Gaspar Gasparini's "I remember" account, written years after his retirement, from the perspective of a long time Seabrook Farms employee, clearly displays one of the most prominent themes of the company's history: an emphasis on technological innovation and the pursuit of profit rather than the "human capital" the company employed in the form of labor. Although the author clearly understands the impact of inputs into the production process, he does not once mention the people. Water was deemed so essential to Seabrook's business venture that it is worth mentioning over all other aspects of the company.
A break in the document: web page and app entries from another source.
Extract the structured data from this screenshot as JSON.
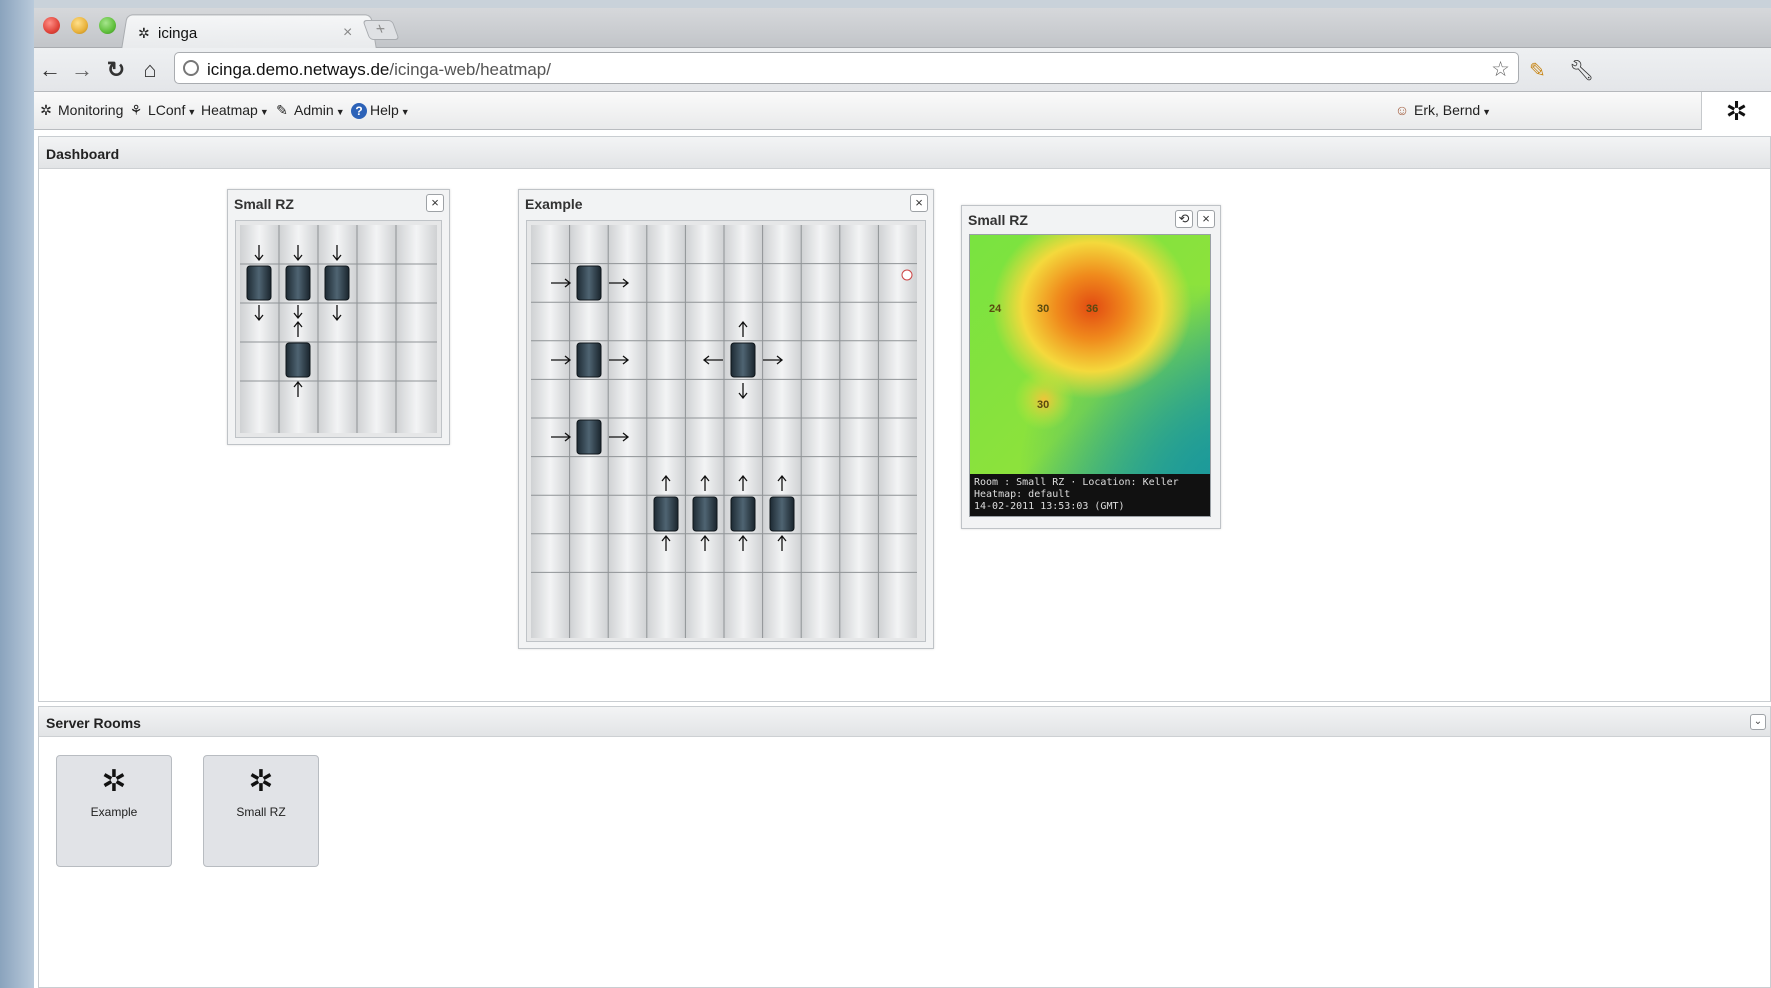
{
  "browser": {
    "tab_title": "icinga",
    "tab_icon": "icinga-logo-icon",
    "url_host": "icinga.demo.netways.de",
    "url_path": "/icinga-web/heatmap/"
  },
  "menu": {
    "items": [
      {
        "label": "Monitoring",
        "icon": "icinga-icon"
      },
      {
        "label": "LConf",
        "icon": "lconf-icon"
      },
      {
        "label": "Heatmap",
        "icon": ""
      },
      {
        "label": "Admin",
        "icon": "wrench-icon"
      },
      {
        "label": "Help",
        "icon": "help-icon"
      }
    ],
    "user": "Erk, Bernd"
  },
  "dashboard": {
    "title": "Dashboard",
    "widgets": {
      "small_rz_map": {
        "title": "Small RZ"
      },
      "example_map": {
        "title": "Example"
      },
      "small_rz_heatmap": {
        "title": "Small RZ",
        "values": [
          "24",
          "30",
          "36",
          "30"
        ],
        "footer_line1": "Room : Small RZ · Location: Keller",
        "footer_line2": "Heatmap: default",
        "footer_line3": "14-02-2011 13:53:03 (GMT)"
      }
    }
  },
  "server_rooms": {
    "title": "Server Rooms",
    "rooms": [
      {
        "label": "Example"
      },
      {
        "label": "Small RZ"
      }
    ]
  },
  "colors": {
    "accent": "#2c62b8",
    "heat_hot": "#e8501c",
    "heat_warm": "#f5d13a",
    "heat_mid": "#7fe03a",
    "heat_cool": "#2aa88f"
  }
}
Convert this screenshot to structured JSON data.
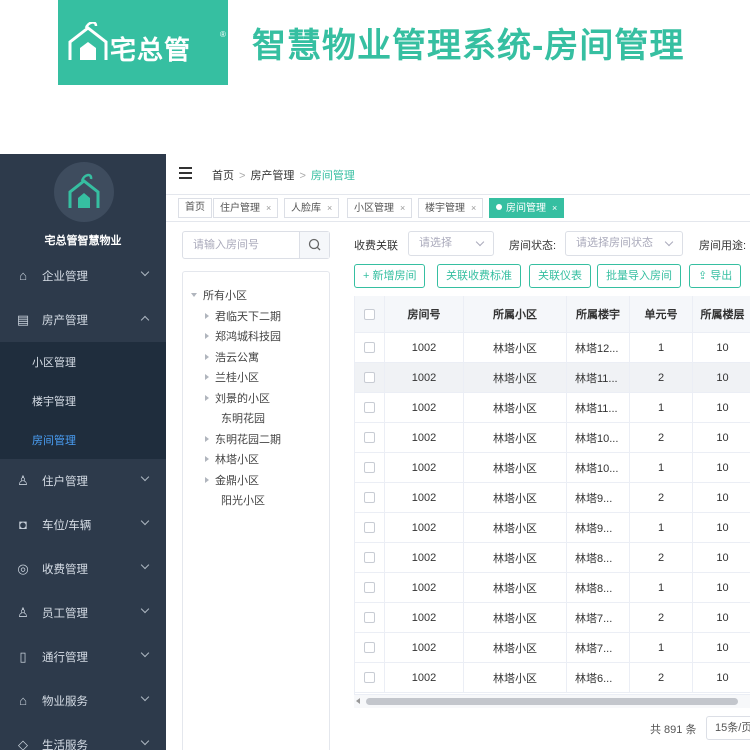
{
  "banner": {
    "logo_text": "宅总管",
    "logo_mark": "®",
    "title": "智慧物业管理系统-房间管理"
  },
  "colors": {
    "accent": "#36bfa1",
    "sidebar_bg": "#2d3a4b",
    "sidebar_sub_bg": "#1f2d3d",
    "active_link": "#4a9ff5"
  },
  "sidebar": {
    "brand": "宅总管智慧物业",
    "items": [
      {
        "label": "企业管理",
        "icon": "building-icon"
      },
      {
        "label": "房产管理",
        "icon": "house-property-icon",
        "expanded": true
      },
      {
        "label": "住户管理",
        "icon": "resident-icon"
      },
      {
        "label": "车位/车辆",
        "icon": "car-icon"
      },
      {
        "label": "收费管理",
        "icon": "fee-icon"
      },
      {
        "label": "员工管理",
        "icon": "staff-icon"
      },
      {
        "label": "通行管理",
        "icon": "access-icon"
      },
      {
        "label": "物业服务",
        "icon": "service-icon"
      },
      {
        "label": "生活服务",
        "icon": "life-service-icon"
      }
    ],
    "subitems": [
      {
        "label": "小区管理",
        "active": false
      },
      {
        "label": "楼宇管理",
        "active": false
      },
      {
        "label": "房间管理",
        "active": true
      }
    ]
  },
  "breadcrumb": {
    "home": "首页",
    "section": "房产管理",
    "current": "房间管理",
    "separator": ">"
  },
  "tags": [
    {
      "label": "首页",
      "closable": false,
      "active": false
    },
    {
      "label": "住户管理",
      "closable": true,
      "active": false
    },
    {
      "label": "人脸库",
      "closable": true,
      "active": false
    },
    {
      "label": "小区管理",
      "closable": true,
      "active": false
    },
    {
      "label": "楼宇管理",
      "closable": true,
      "active": false
    },
    {
      "label": "房间管理",
      "closable": true,
      "active": true
    }
  ],
  "tag_close": "×",
  "tree": {
    "search_placeholder": "请输入房间号",
    "root": "所有小区",
    "nodes": [
      {
        "label": "君临天下二期",
        "has_children": true
      },
      {
        "label": "郑鸿城科技园",
        "has_children": true
      },
      {
        "label": "浩云公寓",
        "has_children": true
      },
      {
        "label": "兰桂小区",
        "has_children": true
      },
      {
        "label": "刘景的小区",
        "has_children": true
      },
      {
        "label": "东明花园",
        "has_children": false
      },
      {
        "label": "东明花园二期",
        "has_children": true
      },
      {
        "label": "林塔小区",
        "has_children": true
      },
      {
        "label": "金鼎小区",
        "has_children": true
      },
      {
        "label": "阳光小区",
        "has_children": false
      }
    ]
  },
  "filters": {
    "fee_label": "收费关联",
    "fee_placeholder": "请选择",
    "status_label": "房间状态:",
    "status_placeholder": "请选择房间状态",
    "usage_label": "房间用途:"
  },
  "actions": {
    "add": "+ 新增房间",
    "link_fee": "关联收费标准",
    "link_meter": "关联仪表",
    "batch_import": "批量导入房间",
    "export": "导出"
  },
  "table": {
    "columns": [
      "房间号",
      "所属小区",
      "所属楼宇",
      "单元号",
      "所属楼层"
    ],
    "rows": [
      [
        "1002",
        "林塔小区",
        "林塔12...",
        "1",
        "10"
      ],
      [
        "1002",
        "林塔小区",
        "林塔11...",
        "2",
        "10"
      ],
      [
        "1002",
        "林塔小区",
        "林塔11...",
        "1",
        "10"
      ],
      [
        "1002",
        "林塔小区",
        "林塔10...",
        "2",
        "10"
      ],
      [
        "1002",
        "林塔小区",
        "林塔10...",
        "1",
        "10"
      ],
      [
        "1002",
        "林塔小区",
        "林塔9...",
        "2",
        "10"
      ],
      [
        "1002",
        "林塔小区",
        "林塔9...",
        "1",
        "10"
      ],
      [
        "1002",
        "林塔小区",
        "林塔8...",
        "2",
        "10"
      ],
      [
        "1002",
        "林塔小区",
        "林塔8...",
        "1",
        "10"
      ],
      [
        "1002",
        "林塔小区",
        "林塔7...",
        "2",
        "10"
      ],
      [
        "1002",
        "林塔小区",
        "林塔7...",
        "1",
        "10"
      ],
      [
        "1002",
        "林塔小区",
        "林塔6...",
        "2",
        "10"
      ]
    ]
  },
  "pager": {
    "total": "共 891 条",
    "page_size": "15条/页"
  }
}
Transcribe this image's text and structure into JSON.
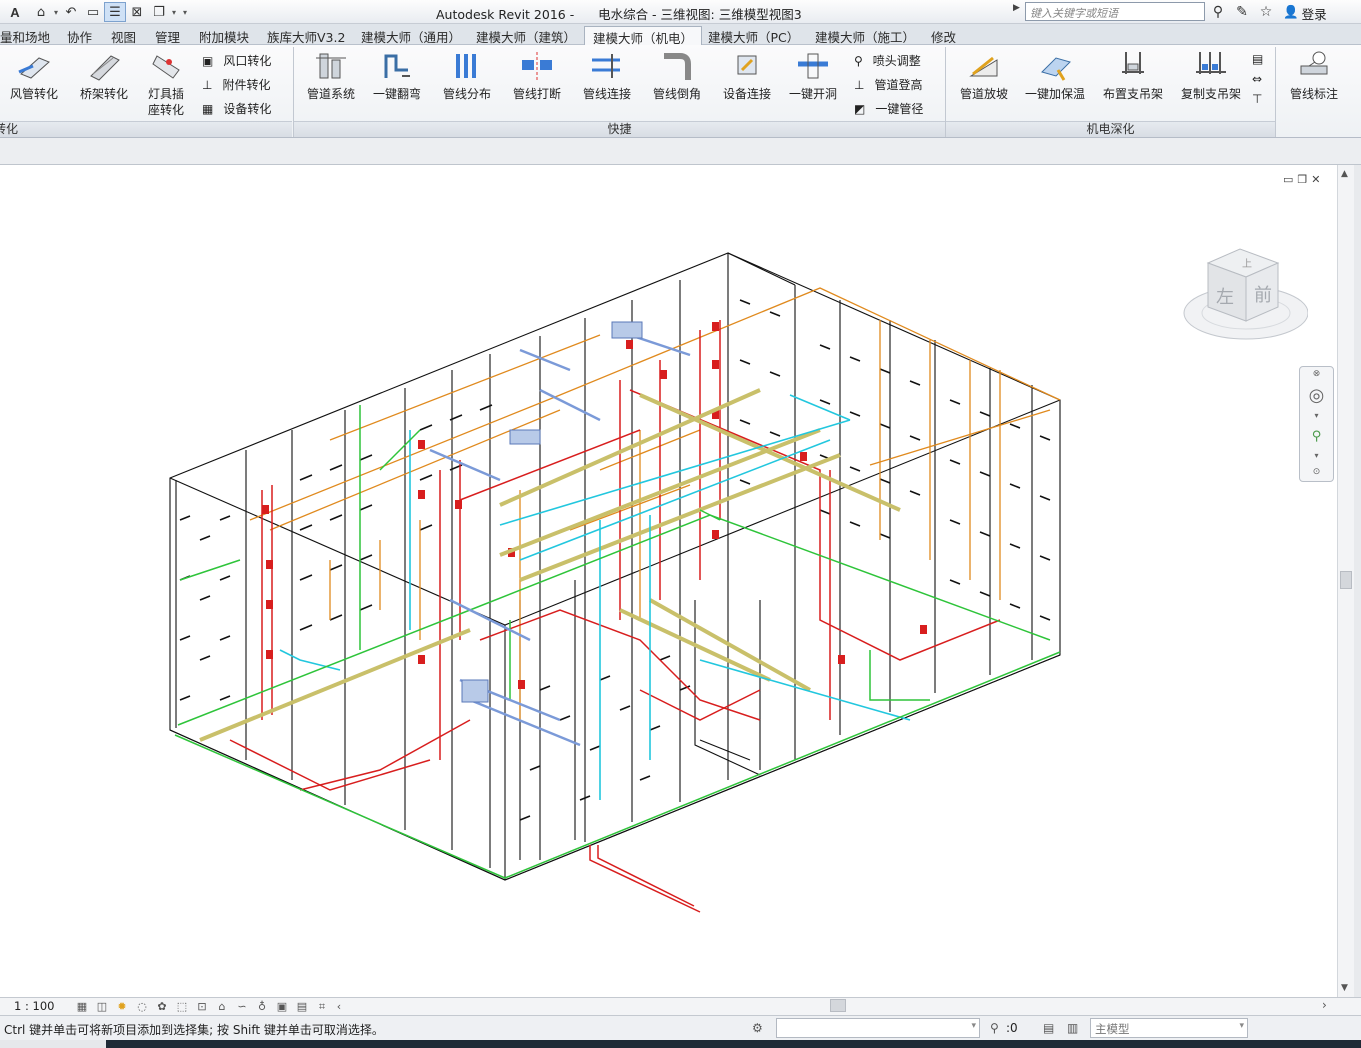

Gaspar's impersonal memory highlights the alienating nature of a large scale agribusiness, and may also be indicative of the highly compartmentalized nature of work at Seabrook more generally. Although the company was fully vertically integrated in respect to the production and distribution of the frozen foods it manufactured and marketed - and was able to move the water to grow the food that filled its cans and packages - the company was not socially integrated to the same degree. White, full-time employees were more likely to be working in positions where they were concerned with machinery and technical operations of the facilities, and often performed labor that made them identify with management. Occasionally they would interact with field and plant workers outside of their jobs, through sports and at other recreational events, but even on these occasions a hierarchy was maintained. Perhaps if upper-level employees like the author had interacted more with laborers, he would have understood that 4,500 Japanese American, Japanese Peruvian, Estonian, and workers from many other ethnicities, consisting of women and men, were as important to production at Seabrook Farms as the 14, admittedly impressive, deep wells strewn across the Seabrook campus.